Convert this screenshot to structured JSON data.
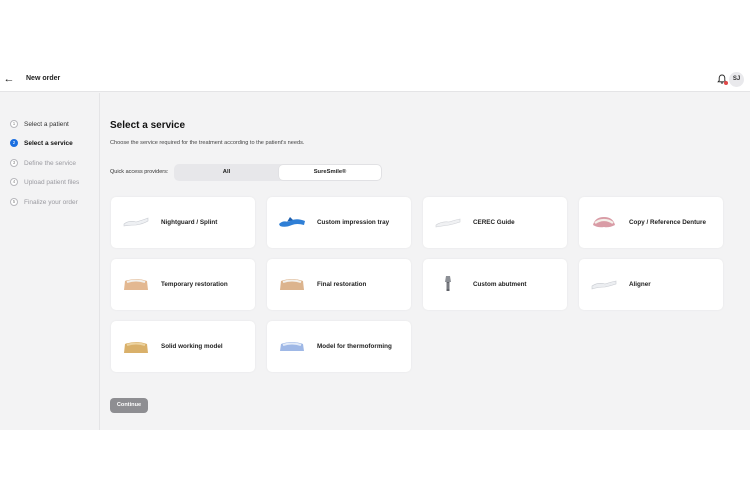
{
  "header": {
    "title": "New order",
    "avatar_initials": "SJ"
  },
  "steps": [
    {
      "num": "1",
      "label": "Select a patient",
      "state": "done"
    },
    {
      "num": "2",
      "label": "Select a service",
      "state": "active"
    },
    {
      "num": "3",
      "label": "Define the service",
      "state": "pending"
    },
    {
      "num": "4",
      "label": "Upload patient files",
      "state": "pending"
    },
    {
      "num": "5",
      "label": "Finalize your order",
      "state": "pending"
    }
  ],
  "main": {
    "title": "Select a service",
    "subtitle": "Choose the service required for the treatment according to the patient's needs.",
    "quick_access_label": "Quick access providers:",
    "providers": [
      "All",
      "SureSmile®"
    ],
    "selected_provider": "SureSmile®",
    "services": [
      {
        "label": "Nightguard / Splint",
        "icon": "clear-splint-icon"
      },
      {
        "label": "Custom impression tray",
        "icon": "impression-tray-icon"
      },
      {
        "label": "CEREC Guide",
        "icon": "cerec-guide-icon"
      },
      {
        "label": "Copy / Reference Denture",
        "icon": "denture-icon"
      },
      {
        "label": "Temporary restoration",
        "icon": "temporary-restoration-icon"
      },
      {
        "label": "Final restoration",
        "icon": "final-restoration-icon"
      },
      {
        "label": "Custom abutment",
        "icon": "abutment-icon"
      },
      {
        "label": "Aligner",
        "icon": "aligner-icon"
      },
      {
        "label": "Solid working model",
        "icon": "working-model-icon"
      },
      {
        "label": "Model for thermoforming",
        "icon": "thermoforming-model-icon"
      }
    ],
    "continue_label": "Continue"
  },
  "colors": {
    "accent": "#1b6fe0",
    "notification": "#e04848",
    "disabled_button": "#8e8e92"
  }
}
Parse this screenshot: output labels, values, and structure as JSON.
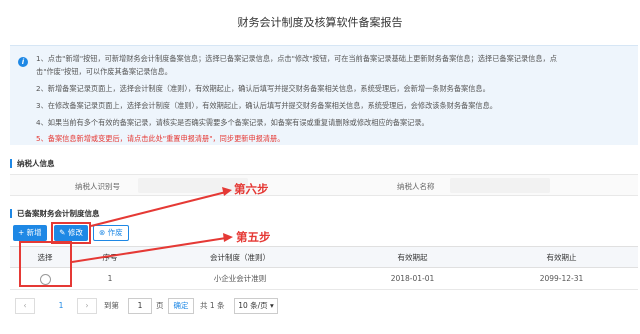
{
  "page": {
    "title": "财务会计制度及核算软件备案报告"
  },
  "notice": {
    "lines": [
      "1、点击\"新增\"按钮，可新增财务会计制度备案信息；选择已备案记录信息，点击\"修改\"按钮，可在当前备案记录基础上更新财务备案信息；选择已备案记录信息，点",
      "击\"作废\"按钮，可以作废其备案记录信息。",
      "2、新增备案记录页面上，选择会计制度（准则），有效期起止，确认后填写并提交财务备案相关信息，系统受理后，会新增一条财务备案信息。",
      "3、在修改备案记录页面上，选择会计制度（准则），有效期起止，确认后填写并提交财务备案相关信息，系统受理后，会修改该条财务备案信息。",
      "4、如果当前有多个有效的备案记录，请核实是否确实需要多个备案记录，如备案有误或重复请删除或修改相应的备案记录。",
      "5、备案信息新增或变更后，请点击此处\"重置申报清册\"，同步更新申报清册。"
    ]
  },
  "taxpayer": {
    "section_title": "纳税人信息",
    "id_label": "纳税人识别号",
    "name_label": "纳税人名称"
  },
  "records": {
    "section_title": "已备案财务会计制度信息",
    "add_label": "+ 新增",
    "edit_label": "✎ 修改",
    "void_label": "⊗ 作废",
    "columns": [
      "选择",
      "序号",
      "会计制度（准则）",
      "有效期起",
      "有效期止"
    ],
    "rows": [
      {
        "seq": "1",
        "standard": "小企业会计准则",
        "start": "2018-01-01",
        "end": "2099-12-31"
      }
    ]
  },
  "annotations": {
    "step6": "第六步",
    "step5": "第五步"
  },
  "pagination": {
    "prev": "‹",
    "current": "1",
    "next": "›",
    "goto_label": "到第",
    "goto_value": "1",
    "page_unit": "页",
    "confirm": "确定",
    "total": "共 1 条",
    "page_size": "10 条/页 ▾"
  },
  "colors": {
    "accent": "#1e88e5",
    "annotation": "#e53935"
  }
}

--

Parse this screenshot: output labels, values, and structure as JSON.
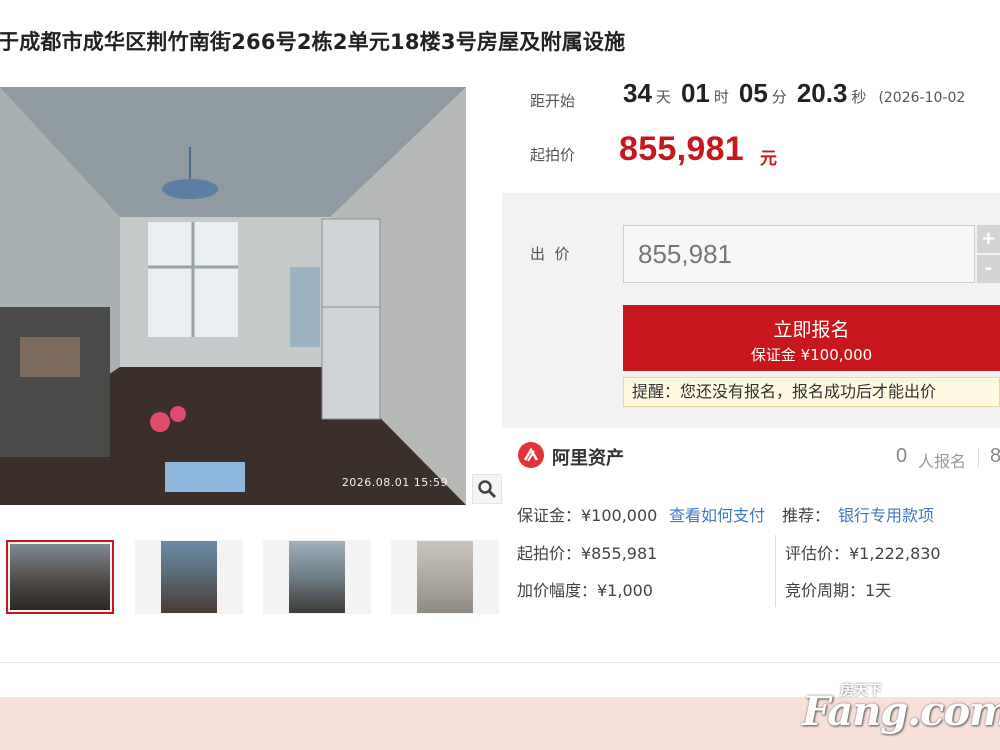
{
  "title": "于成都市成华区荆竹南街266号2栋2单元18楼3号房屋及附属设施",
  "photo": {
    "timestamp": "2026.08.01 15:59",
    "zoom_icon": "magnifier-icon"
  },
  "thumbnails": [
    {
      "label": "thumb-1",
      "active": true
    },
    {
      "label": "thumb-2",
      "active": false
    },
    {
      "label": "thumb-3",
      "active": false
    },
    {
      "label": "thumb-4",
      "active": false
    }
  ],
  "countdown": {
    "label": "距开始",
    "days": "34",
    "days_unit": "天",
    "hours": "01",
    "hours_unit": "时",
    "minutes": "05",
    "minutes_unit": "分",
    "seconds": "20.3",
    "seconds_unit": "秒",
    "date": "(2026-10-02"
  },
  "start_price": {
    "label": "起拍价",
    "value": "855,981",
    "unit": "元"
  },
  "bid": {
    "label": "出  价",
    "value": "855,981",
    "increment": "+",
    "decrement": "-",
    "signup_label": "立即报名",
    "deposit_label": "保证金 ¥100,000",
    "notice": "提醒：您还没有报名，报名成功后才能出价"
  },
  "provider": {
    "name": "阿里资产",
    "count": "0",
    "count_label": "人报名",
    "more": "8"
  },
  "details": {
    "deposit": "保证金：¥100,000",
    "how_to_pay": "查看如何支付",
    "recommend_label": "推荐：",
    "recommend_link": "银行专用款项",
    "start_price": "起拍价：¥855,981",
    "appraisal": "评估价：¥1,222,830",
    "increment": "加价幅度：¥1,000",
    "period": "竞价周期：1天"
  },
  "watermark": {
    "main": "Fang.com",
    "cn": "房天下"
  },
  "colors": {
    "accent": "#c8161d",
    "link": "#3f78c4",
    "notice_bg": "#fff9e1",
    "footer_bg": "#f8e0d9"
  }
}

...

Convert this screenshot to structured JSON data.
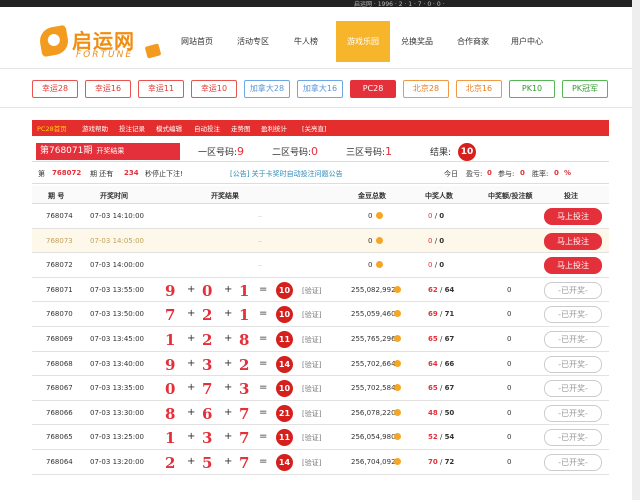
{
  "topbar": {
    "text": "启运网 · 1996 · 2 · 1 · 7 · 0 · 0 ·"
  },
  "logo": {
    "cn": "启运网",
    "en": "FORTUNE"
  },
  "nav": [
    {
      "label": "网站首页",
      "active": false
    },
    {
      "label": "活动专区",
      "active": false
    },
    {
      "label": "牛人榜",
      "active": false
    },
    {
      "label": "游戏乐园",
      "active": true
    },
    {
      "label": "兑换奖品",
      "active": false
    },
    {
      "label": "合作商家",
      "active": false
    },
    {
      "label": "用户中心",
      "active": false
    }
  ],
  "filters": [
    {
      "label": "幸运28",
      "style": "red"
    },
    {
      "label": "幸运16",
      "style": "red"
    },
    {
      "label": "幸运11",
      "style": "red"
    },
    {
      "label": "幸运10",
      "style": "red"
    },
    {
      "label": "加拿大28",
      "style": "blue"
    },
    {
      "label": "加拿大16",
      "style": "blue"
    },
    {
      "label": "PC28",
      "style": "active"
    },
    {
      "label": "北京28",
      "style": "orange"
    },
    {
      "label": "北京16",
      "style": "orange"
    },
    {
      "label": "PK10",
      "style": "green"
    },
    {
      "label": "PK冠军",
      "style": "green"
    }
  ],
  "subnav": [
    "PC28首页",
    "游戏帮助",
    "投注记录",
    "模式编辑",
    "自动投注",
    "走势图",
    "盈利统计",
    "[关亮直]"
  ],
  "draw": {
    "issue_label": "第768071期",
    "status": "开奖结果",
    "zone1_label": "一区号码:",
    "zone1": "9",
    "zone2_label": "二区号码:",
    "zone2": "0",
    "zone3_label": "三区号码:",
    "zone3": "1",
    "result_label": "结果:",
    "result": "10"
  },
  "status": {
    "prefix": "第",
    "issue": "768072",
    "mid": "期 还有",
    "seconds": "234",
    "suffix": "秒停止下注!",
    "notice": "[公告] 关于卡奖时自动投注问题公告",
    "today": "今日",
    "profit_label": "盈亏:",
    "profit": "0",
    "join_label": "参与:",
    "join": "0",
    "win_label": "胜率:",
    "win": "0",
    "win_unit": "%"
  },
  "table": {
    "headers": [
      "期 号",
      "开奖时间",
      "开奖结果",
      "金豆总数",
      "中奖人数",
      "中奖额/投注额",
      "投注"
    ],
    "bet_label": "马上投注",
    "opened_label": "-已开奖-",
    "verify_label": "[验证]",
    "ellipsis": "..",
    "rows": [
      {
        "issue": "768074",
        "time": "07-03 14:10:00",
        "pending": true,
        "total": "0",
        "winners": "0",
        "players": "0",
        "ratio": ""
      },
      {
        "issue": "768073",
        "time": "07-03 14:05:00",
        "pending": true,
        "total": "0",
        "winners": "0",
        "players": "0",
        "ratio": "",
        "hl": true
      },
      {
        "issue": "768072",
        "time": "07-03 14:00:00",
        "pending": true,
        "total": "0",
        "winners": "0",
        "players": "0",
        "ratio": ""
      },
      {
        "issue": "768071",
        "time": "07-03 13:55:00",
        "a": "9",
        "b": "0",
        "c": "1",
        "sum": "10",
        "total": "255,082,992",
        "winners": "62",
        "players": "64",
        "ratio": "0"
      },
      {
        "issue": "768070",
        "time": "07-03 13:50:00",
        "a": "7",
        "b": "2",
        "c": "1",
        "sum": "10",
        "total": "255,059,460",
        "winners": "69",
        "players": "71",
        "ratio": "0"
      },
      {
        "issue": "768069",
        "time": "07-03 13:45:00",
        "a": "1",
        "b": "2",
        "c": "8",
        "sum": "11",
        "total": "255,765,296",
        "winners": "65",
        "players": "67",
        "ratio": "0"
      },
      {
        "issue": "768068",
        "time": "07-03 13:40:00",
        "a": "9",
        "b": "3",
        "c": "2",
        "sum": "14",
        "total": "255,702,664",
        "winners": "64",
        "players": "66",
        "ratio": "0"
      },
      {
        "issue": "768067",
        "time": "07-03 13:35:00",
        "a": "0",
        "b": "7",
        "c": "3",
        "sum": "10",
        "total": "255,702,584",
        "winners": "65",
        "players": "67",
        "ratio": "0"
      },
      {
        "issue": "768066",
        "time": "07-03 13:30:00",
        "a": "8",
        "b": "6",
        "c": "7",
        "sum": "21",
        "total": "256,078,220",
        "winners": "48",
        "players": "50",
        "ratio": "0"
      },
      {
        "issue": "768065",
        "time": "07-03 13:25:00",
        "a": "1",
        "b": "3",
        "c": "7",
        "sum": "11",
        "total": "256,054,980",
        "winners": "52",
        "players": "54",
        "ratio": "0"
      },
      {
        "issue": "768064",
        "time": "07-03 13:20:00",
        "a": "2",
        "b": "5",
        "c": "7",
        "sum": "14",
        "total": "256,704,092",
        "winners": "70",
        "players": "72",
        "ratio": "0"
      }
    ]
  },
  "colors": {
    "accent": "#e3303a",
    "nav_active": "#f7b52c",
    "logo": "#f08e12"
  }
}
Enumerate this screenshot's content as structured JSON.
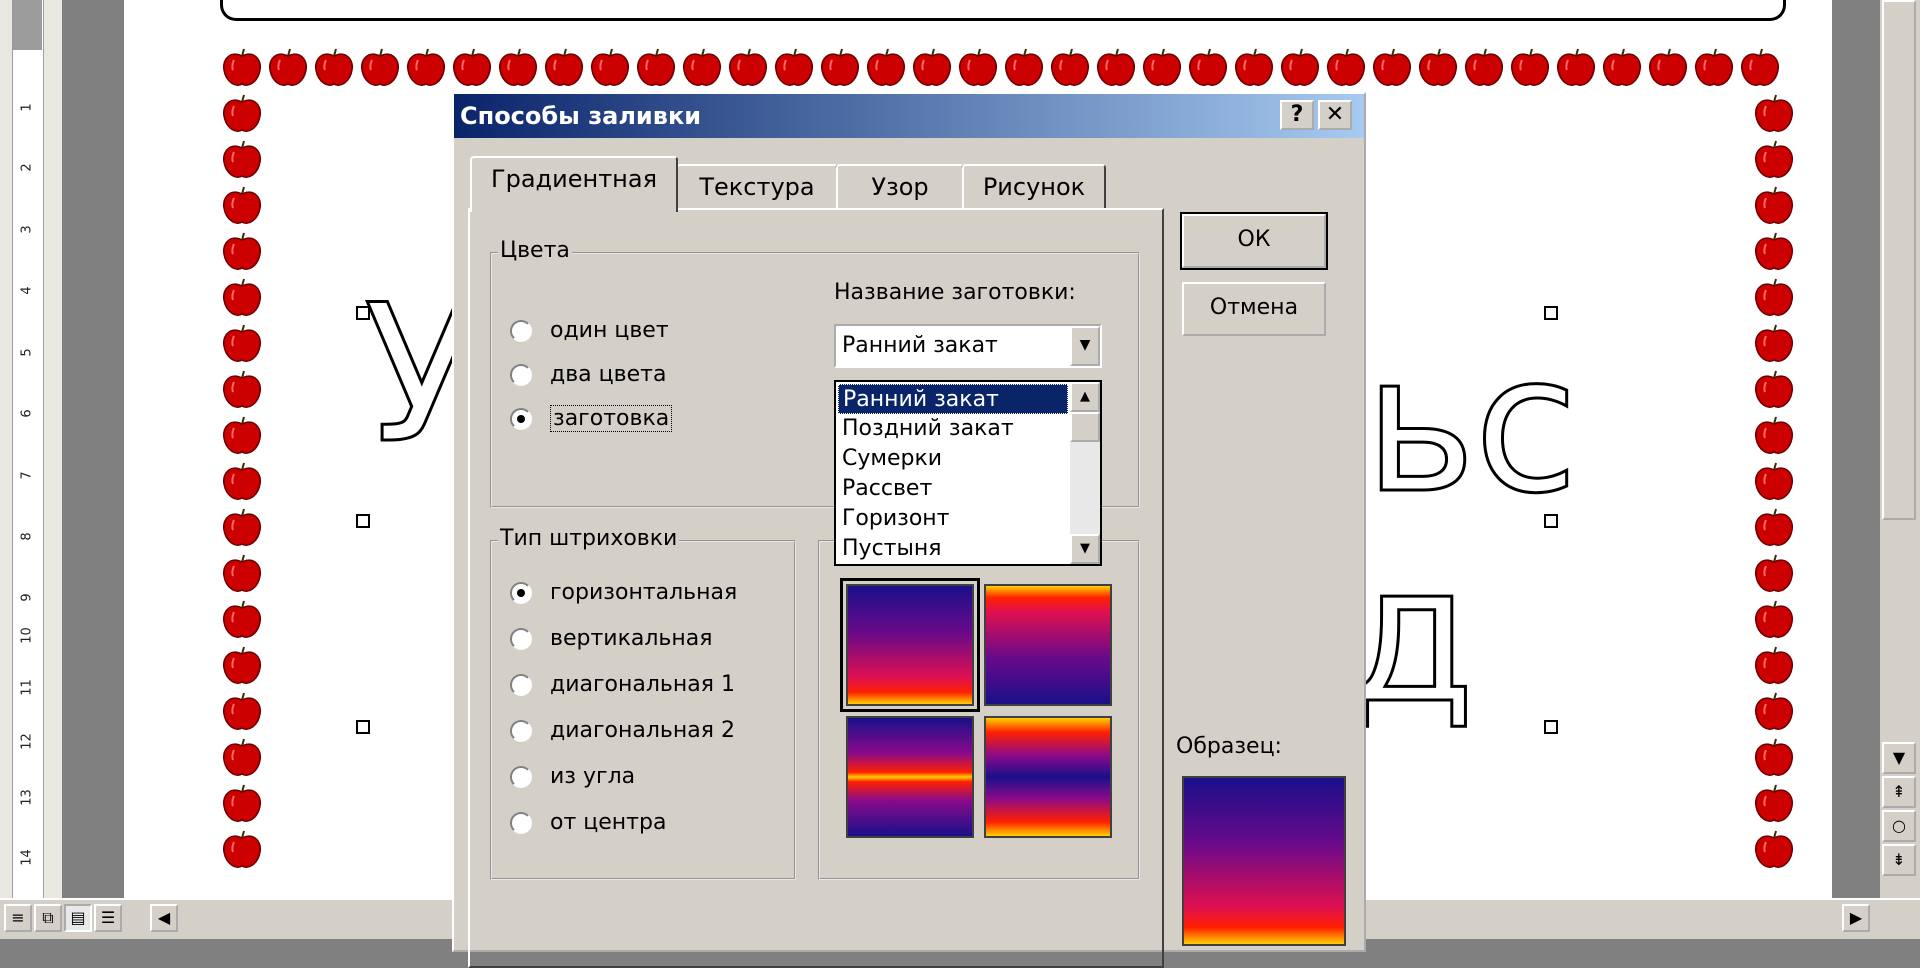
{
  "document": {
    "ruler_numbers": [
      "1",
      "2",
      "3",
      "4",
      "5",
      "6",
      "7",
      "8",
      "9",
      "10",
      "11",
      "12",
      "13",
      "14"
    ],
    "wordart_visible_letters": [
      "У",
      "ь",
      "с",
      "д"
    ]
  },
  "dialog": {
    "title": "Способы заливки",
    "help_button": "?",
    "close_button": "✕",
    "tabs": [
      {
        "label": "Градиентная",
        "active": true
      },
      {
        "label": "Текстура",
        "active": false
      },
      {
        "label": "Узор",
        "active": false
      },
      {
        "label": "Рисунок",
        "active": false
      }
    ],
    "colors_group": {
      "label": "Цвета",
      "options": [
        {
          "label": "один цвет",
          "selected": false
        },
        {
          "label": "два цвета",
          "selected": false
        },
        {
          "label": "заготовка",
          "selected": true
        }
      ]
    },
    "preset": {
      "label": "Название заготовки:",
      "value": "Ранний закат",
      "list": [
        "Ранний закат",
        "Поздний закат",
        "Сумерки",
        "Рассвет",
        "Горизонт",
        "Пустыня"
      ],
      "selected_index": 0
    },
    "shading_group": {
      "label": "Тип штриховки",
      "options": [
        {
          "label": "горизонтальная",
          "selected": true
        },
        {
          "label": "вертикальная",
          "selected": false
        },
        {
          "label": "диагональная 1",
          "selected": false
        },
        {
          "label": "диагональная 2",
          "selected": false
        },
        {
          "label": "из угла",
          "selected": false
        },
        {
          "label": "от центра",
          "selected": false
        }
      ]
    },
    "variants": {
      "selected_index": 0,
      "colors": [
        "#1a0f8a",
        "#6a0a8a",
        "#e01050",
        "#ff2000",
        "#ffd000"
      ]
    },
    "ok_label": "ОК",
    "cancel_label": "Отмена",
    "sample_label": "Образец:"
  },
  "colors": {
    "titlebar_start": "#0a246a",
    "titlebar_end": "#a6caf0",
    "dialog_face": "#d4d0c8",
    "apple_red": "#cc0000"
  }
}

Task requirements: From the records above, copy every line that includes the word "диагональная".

Response below:
          "label": "диагональная 1",
          "label": "диагональная 2",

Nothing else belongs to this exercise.